* [What you have to do]
Using the listing below, give the number of lines in which the string "Cambiar" appears, and nothing else.

--*--

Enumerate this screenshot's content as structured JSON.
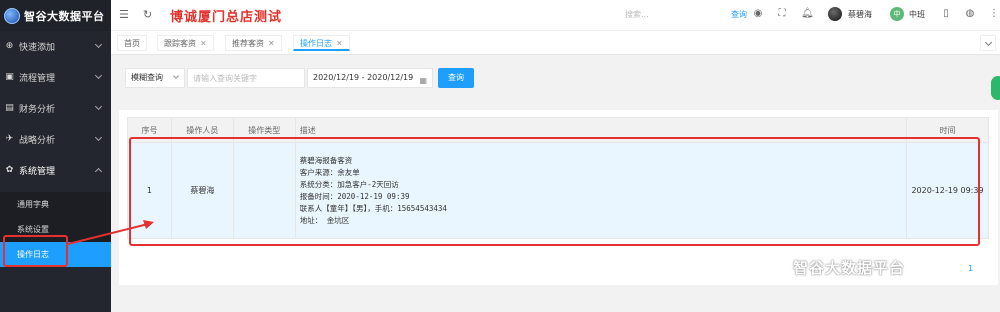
{
  "sidebar": {
    "logo_text": "智谷大数据平台",
    "menu": [
      {
        "label": "快速添加",
        "icon": "plus-icon"
      },
      {
        "label": "流程管理",
        "icon": "flow-icon"
      },
      {
        "label": "财务分析",
        "icon": "finance-icon"
      },
      {
        "label": "战略分析",
        "icon": "strategy-icon"
      },
      {
        "label": "系统管理",
        "icon": "settings-icon"
      }
    ],
    "submenu": [
      "通用字典",
      "系统设置",
      "操作日志"
    ]
  },
  "header": {
    "title": "博诚厦门总店测试",
    "search_placeholder": "搜索...",
    "query_label": "查询",
    "user_name": "蔡碧海",
    "shift_badge": "中",
    "shift_label": "中班"
  },
  "tabs": [
    {
      "label": "首页",
      "closable": false
    },
    {
      "label": "跟踪客资",
      "closable": true
    },
    {
      "label": "推荐客资",
      "closable": true
    },
    {
      "label": "操作日志",
      "closable": true,
      "active": true
    }
  ],
  "toolbar": {
    "match_mode": "模糊查询",
    "keyword_placeholder": "请输入查询关键字",
    "date_range": "2020/12/19 - 2020/12/19",
    "query_button": "查询"
  },
  "table": {
    "headers": [
      "序号",
      "操作人员",
      "操作类型",
      "描述",
      "时间"
    ],
    "rows": [
      {
        "index": "1",
        "operator": "蔡碧海",
        "type": "",
        "description": [
          "蔡碧海报备客资",
          "客户来源：余友单",
          "系统分类：加急客户-2天回访",
          "报备时间：2020-12-19 09:39",
          "联系人【童年】【男】，手机：15654543434",
          "地址： 金坑区"
        ],
        "time": "2020-12-19 09:39"
      }
    ]
  },
  "pager": {
    "page": "1"
  },
  "watermark": {
    "text": "智谷大数据平台"
  },
  "colors": {
    "accent": "#1e9fff",
    "sidebar": "#23262e",
    "highlight": "#e53030",
    "title": "#e3312b"
  }
}
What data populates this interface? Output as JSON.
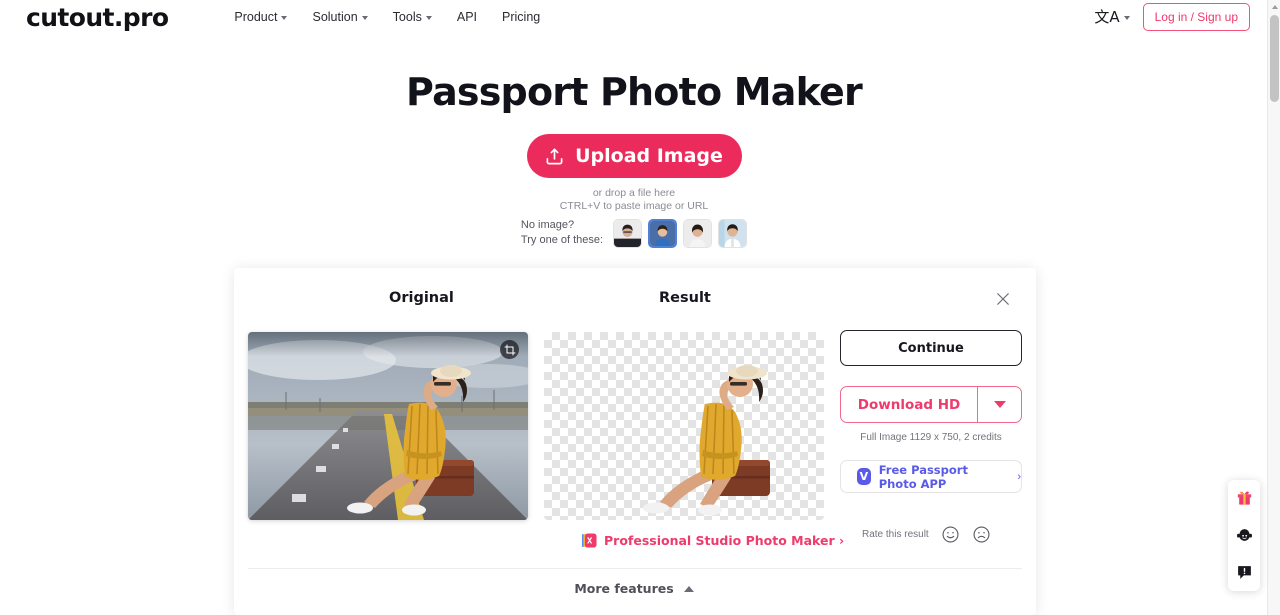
{
  "header": {
    "logo": "cutout.pro",
    "nav": [
      {
        "label": "Product",
        "has_caret": true
      },
      {
        "label": "Solution",
        "has_caret": true
      },
      {
        "label": "Tools",
        "has_caret": true
      },
      {
        "label": "API",
        "has_caret": false
      },
      {
        "label": "Pricing",
        "has_caret": false
      }
    ],
    "language_glyph": "文A",
    "login_label": "Log in / Sign up"
  },
  "hero": {
    "title": "Passport Photo Maker",
    "upload_label": "Upload Image",
    "hint_line1": "or drop a file here",
    "hint_line2": "CTRL+V to paste image or URL"
  },
  "samples": {
    "label_line1": "No image?",
    "label_line2": "Try one of these:",
    "thumbs": [
      {
        "name": "sample-1",
        "selected": false
      },
      {
        "name": "sample-2",
        "selected": true
      },
      {
        "name": "sample-3",
        "selected": false
      },
      {
        "name": "sample-4",
        "selected": false
      }
    ]
  },
  "card": {
    "original_title": "Original",
    "result_title": "Result",
    "actions": {
      "continue_label": "Continue",
      "download_label": "Download HD",
      "credits_text": "Full Image 1129 x 750, 2 credits",
      "app_label": "Free Passport Photo APP",
      "app_arrow": "›"
    },
    "promo_label": "Professional Studio Photo Maker ›",
    "rate_label": "Rate this result",
    "more_features_label": "More features"
  },
  "colors": {
    "accent_pink": "#eb2b5b",
    "accent_pink_light": "#ef3a6c",
    "app_purple": "#5a5ae8",
    "thumb_selected_border": "#4f7fd6"
  }
}
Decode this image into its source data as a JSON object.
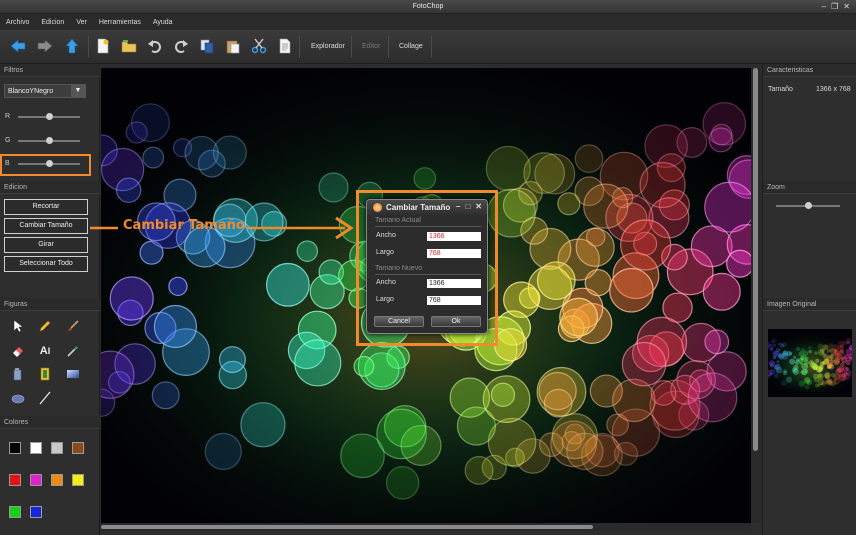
{
  "app": {
    "title": "FotoChop"
  },
  "menu": [
    "Archivo",
    "Edicion",
    "Ver",
    "Herramientas",
    "Ayuda"
  ],
  "toolbar": {
    "explorador": "Explorador",
    "editor": "Editor",
    "collage": "Collage"
  },
  "filtros": {
    "heading": "Filtros",
    "selected": "BlancoYNegro",
    "sliders": [
      {
        "label": "R",
        "value": 0.5
      },
      {
        "label": "G",
        "value": 0.5
      },
      {
        "label": "B",
        "value": 0.5
      }
    ]
  },
  "edicion": {
    "heading": "Edicion",
    "buttons": [
      "Recortar",
      "Cambiar Tamaño",
      "Girar",
      "Seleccionar Todo"
    ]
  },
  "figuras": {
    "heading": "Figuras"
  },
  "colores": {
    "heading": "Colores",
    "swatches": [
      "#000000",
      "#ffffff",
      "#c8c8c8",
      "#8a4a1a",
      "#e41414",
      "#e020c8",
      "#f08a14",
      "#f0f014",
      "#14d214",
      "#1428e0"
    ]
  },
  "callout": {
    "label": "Cambiar Tamaño",
    "color": "#f08a2c"
  },
  "dialog": {
    "title": "Cambiar Tamaño",
    "actual_heading": "Tamano Actual",
    "nuevo_heading": "Tamano Nuevo",
    "actual_ancho_label": "Ancho",
    "actual_largo_label": "Largo",
    "actual_ancho": "1366",
    "actual_largo": "768",
    "nuevo_ancho_label": "Ancho",
    "nuevo_largo_label": "Largo",
    "nuevo_ancho": "1366",
    "nuevo_largo": "768",
    "cancel": "Cancel",
    "ok": "Ok"
  },
  "caracteristicas": {
    "heading": "Caracteristicas",
    "label": "Tamaño",
    "value": "1366 x 768"
  },
  "zoom": {
    "heading": "Zoom",
    "value": 0.5
  },
  "imagen_original": {
    "heading": "Imagen Original"
  }
}
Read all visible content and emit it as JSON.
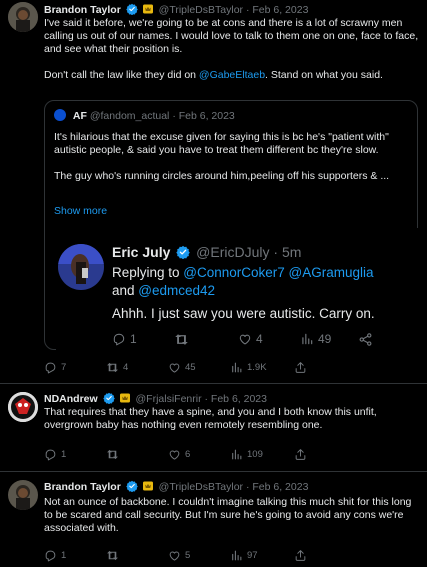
{
  "tweet1": {
    "name": "Brandon Taylor",
    "handle": "@TripleDsBTaylor",
    "date": "· Feb 6, 2023",
    "text_part1": "I've said it before, we're going to be at cons and there is a lot of scrawny men calling us out of our names. I would love to talk to them one on one, face to face, and see what their position is.\n\nDon't call the law like they did on ",
    "mention": "@GabeEltaeb",
    "text_part2": ". Stand on what you said.",
    "stats": {
      "replies": "7",
      "retweets": "4",
      "likes": "45",
      "views": "1.9K"
    }
  },
  "quote": {
    "badge": "AF",
    "handle": "@fandom_actual",
    "date": "· Feb 6, 2023",
    "text": "It's hilarious that the excuse given for saying this is bc he's \"patient with\" autistic people, & said you have to treat them different bc they're slow.\n\nThe guy who's running circles around him,peeling off his supporters & ...",
    "show_more": "Show more"
  },
  "embedded": {
    "name": "Eric July",
    "handle": "@EricDJuly",
    "time": "· 5m",
    "replying_label": "Replying to ",
    "reply_mentions": "@ConnorCoker7 @AGramuglia",
    "reply_and": "and ",
    "reply_last": "@edmced42",
    "text": "Ahhh. I just saw you were autistic. Carry on.",
    "stats": {
      "replies": "1",
      "likes": "4",
      "views": "49"
    }
  },
  "tweet2": {
    "name": "NDAndrew",
    "handle": "@FrjalsiFenrir",
    "date": "· Feb 6, 2023",
    "text": "That requires that they have a spine, and you and I both know this unfit, overgrown baby has nothing even remotely resembling one.",
    "stats": {
      "replies": "1",
      "likes": "6",
      "views": "109"
    }
  },
  "tweet3": {
    "name": "Brandon Taylor",
    "handle": "@TripleDsBTaylor",
    "date": "· Feb 6, 2023",
    "text": "Not an ounce of backbone. I couldn't imagine talking this much shit for this long to be scared and call security. But I'm sure he's going to avoid any cons we're associated with.",
    "stats": {
      "replies": "1",
      "likes": "5",
      "views": "97"
    }
  },
  "colors": {
    "accent": "#1d9bf0",
    "muted": "#71767b",
    "gold": "#e8b80f",
    "border": "#2f3336"
  }
}
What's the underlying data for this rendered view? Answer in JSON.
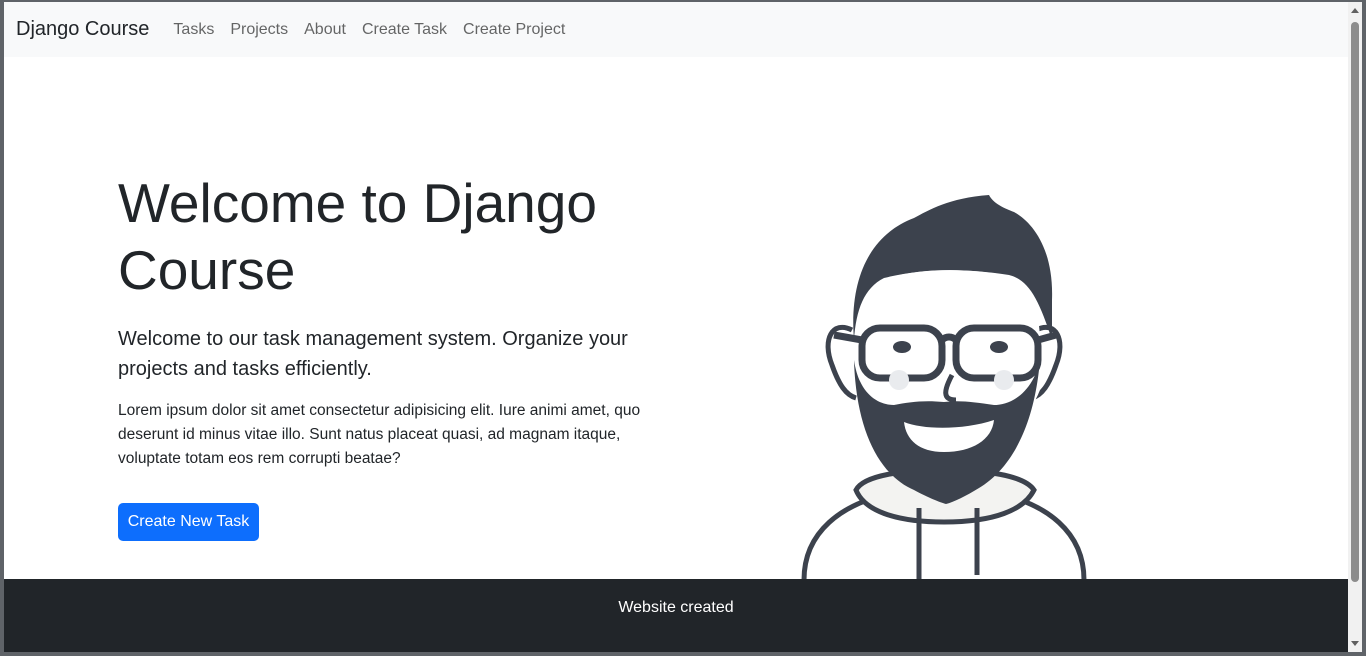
{
  "navbar": {
    "brand": "Django Course",
    "links": [
      "Tasks",
      "Projects",
      "About",
      "Create Task",
      "Create Project"
    ]
  },
  "hero": {
    "title": "Welcome to Django Course",
    "lead": "Welcome to our task management system. Organize your projects and tasks efficiently.",
    "body": "Lorem ipsum dolor sit amet consectetur adipisicing elit. Iure animi amet, quo deserunt id minus vitae illo. Sunt natus placeat quasi, ad magnam itaque, voluptate totam eos rem corrupti beatae?",
    "button_label": "Create New Task",
    "illustration": "bearded-man-with-glasses-illustration"
  },
  "footer": {
    "text": "Website created"
  },
  "colors": {
    "navbar_bg": "#f8f9fa",
    "primary": "#0d6efd",
    "footer_bg": "#212529",
    "illustration_dark": "#3c424d"
  }
}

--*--

* [Answer to the problem]
3